[Dataset rows for apps and sites]
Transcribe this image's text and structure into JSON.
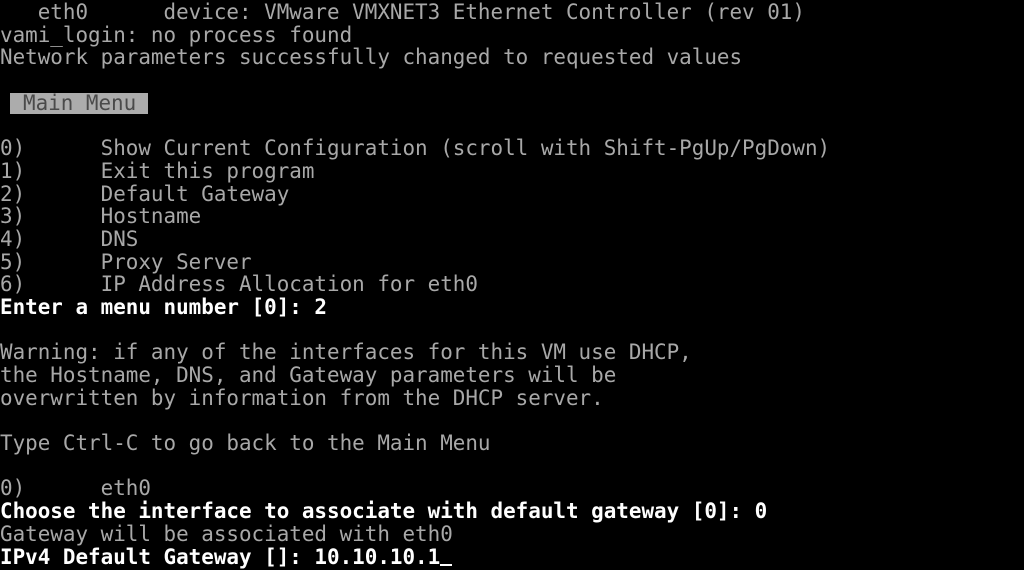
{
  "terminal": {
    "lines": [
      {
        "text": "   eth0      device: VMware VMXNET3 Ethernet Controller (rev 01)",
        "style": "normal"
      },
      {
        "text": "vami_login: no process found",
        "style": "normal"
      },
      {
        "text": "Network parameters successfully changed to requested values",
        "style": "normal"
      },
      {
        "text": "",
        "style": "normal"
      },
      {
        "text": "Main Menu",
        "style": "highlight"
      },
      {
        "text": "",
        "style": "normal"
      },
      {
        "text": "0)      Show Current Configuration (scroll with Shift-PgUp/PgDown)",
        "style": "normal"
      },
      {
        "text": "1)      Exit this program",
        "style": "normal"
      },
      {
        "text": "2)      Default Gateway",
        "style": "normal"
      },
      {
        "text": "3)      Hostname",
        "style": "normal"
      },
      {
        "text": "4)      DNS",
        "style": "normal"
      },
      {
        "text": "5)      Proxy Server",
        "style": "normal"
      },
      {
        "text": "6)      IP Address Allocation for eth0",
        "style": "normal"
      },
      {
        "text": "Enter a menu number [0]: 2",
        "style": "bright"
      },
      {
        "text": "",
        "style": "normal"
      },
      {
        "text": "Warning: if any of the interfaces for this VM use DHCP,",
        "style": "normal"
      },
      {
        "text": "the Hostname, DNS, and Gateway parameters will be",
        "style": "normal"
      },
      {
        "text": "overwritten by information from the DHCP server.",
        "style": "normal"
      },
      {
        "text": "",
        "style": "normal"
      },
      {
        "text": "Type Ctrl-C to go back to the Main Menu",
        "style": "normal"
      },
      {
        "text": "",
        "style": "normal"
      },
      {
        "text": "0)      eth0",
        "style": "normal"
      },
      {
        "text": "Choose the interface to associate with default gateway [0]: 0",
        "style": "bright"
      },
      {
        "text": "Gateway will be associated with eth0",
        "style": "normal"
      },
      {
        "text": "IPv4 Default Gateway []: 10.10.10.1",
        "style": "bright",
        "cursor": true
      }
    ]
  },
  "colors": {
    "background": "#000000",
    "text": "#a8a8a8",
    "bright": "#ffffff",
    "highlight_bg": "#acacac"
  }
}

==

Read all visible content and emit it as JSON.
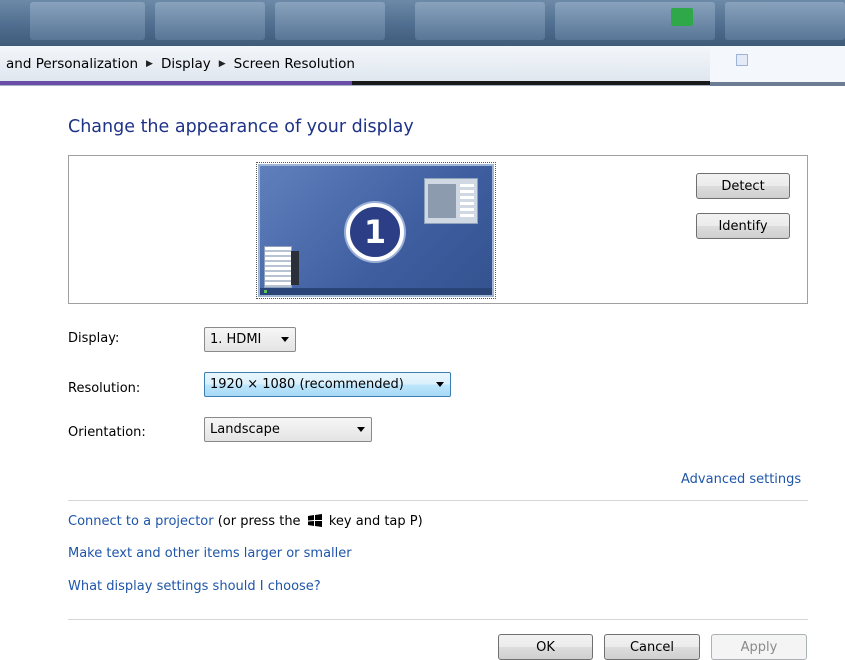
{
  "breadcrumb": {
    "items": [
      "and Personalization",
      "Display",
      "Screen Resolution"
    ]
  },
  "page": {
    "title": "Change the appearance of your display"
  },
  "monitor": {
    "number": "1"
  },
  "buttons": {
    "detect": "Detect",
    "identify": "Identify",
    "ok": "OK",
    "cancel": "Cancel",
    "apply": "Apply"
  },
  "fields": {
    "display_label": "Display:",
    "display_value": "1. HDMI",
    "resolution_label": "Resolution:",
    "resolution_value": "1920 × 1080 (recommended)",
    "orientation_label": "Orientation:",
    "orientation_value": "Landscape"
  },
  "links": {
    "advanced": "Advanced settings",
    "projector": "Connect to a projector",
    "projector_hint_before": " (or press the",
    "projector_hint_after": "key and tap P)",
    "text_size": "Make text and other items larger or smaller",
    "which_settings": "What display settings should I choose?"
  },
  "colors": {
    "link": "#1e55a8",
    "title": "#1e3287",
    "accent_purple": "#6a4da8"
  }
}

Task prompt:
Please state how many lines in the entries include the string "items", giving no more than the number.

Written solution:
2